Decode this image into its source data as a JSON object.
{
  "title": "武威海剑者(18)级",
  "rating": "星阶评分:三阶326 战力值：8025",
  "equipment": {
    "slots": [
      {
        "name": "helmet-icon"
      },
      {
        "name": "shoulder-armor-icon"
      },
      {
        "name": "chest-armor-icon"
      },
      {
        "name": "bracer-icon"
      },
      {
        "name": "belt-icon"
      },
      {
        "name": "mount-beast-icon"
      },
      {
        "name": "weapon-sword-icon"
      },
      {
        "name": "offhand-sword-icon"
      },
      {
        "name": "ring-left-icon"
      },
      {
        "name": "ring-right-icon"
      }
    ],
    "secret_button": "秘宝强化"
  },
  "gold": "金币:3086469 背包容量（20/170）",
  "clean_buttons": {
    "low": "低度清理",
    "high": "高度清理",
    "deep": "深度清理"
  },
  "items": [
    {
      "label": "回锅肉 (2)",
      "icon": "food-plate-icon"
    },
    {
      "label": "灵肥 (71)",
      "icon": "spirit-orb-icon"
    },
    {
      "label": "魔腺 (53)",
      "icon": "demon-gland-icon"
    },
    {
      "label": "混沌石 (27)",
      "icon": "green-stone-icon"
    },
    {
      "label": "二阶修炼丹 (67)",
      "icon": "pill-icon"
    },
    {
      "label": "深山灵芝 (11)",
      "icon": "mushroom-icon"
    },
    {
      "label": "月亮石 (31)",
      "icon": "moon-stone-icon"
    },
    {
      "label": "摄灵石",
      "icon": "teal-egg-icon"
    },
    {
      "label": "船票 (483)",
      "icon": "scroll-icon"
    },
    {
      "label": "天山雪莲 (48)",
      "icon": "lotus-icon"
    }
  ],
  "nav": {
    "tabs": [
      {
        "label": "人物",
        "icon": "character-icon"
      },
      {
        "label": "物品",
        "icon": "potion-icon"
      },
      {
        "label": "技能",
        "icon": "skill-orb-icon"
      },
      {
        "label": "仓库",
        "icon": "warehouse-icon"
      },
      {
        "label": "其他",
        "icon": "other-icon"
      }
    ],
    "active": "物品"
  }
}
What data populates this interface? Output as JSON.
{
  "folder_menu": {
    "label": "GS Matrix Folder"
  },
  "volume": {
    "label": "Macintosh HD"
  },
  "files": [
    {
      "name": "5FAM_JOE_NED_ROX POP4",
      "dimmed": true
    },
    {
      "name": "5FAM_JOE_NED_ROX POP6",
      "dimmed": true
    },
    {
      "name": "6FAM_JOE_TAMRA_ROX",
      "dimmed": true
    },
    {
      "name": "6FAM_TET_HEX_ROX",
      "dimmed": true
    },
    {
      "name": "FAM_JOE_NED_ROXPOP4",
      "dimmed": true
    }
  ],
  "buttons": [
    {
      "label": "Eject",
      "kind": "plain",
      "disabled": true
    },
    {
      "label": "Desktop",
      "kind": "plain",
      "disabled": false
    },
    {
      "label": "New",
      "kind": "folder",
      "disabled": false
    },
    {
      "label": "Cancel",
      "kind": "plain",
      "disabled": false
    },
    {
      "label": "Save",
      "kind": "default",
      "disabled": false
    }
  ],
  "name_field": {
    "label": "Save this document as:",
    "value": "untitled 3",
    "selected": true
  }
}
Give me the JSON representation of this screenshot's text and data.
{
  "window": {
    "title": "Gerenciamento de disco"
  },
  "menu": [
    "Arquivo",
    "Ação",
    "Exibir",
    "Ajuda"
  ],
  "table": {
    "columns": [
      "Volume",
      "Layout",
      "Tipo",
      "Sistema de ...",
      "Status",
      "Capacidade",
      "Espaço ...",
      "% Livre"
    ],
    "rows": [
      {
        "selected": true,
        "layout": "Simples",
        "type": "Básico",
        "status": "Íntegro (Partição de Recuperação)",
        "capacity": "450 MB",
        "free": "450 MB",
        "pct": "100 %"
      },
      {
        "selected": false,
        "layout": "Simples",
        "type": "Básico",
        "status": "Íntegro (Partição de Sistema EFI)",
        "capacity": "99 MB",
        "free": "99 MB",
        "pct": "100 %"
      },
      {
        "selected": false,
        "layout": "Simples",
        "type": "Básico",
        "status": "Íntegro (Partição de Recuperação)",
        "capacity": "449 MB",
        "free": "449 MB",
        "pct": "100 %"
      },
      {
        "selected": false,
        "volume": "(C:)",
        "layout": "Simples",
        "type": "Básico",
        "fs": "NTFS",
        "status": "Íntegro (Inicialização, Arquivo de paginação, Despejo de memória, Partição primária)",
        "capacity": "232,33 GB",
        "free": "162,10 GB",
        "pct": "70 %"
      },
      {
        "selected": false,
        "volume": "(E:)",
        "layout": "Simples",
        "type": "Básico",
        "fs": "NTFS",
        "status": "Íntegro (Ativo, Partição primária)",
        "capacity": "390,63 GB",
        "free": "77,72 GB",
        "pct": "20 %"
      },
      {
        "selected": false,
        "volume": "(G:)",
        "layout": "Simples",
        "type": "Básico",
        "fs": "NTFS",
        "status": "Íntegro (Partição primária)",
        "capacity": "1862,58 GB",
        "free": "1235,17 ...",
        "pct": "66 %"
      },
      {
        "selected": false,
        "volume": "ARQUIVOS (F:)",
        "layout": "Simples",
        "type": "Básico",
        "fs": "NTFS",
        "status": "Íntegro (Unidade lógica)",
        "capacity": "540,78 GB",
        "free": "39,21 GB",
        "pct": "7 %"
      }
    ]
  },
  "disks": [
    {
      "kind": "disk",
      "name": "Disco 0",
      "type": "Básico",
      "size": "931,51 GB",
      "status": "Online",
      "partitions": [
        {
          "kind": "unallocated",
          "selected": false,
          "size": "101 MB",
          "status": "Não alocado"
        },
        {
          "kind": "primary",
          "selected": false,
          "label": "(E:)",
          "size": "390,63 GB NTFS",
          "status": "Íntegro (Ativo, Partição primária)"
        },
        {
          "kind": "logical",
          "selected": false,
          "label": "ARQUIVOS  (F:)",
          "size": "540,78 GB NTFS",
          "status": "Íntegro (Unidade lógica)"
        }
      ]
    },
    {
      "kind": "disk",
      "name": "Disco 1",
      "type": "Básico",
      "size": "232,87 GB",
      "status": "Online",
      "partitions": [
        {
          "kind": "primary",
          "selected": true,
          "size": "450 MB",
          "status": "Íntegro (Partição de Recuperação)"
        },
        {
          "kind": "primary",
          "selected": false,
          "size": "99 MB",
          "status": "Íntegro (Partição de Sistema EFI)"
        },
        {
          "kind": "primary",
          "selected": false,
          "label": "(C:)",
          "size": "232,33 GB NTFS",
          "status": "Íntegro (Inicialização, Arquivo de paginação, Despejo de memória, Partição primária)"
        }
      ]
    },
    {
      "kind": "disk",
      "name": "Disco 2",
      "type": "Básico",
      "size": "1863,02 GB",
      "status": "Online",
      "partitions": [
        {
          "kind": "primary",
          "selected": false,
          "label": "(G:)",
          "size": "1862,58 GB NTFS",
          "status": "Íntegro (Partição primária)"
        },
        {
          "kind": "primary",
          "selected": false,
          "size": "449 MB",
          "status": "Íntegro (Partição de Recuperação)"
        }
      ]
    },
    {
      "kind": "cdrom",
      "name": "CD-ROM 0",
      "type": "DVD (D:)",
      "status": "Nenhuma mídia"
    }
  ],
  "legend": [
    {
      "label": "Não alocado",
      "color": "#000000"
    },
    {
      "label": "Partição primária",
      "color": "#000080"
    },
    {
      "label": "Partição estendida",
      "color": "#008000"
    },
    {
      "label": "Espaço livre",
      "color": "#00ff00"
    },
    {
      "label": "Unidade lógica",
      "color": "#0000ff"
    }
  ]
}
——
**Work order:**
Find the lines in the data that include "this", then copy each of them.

**Output below:**
Decode this image into its source data as a JSON object.
What data populates this interface? Output as JSON.
    "label": "Save this document as:",
Give me the JSON representation of this screenshot's text and data.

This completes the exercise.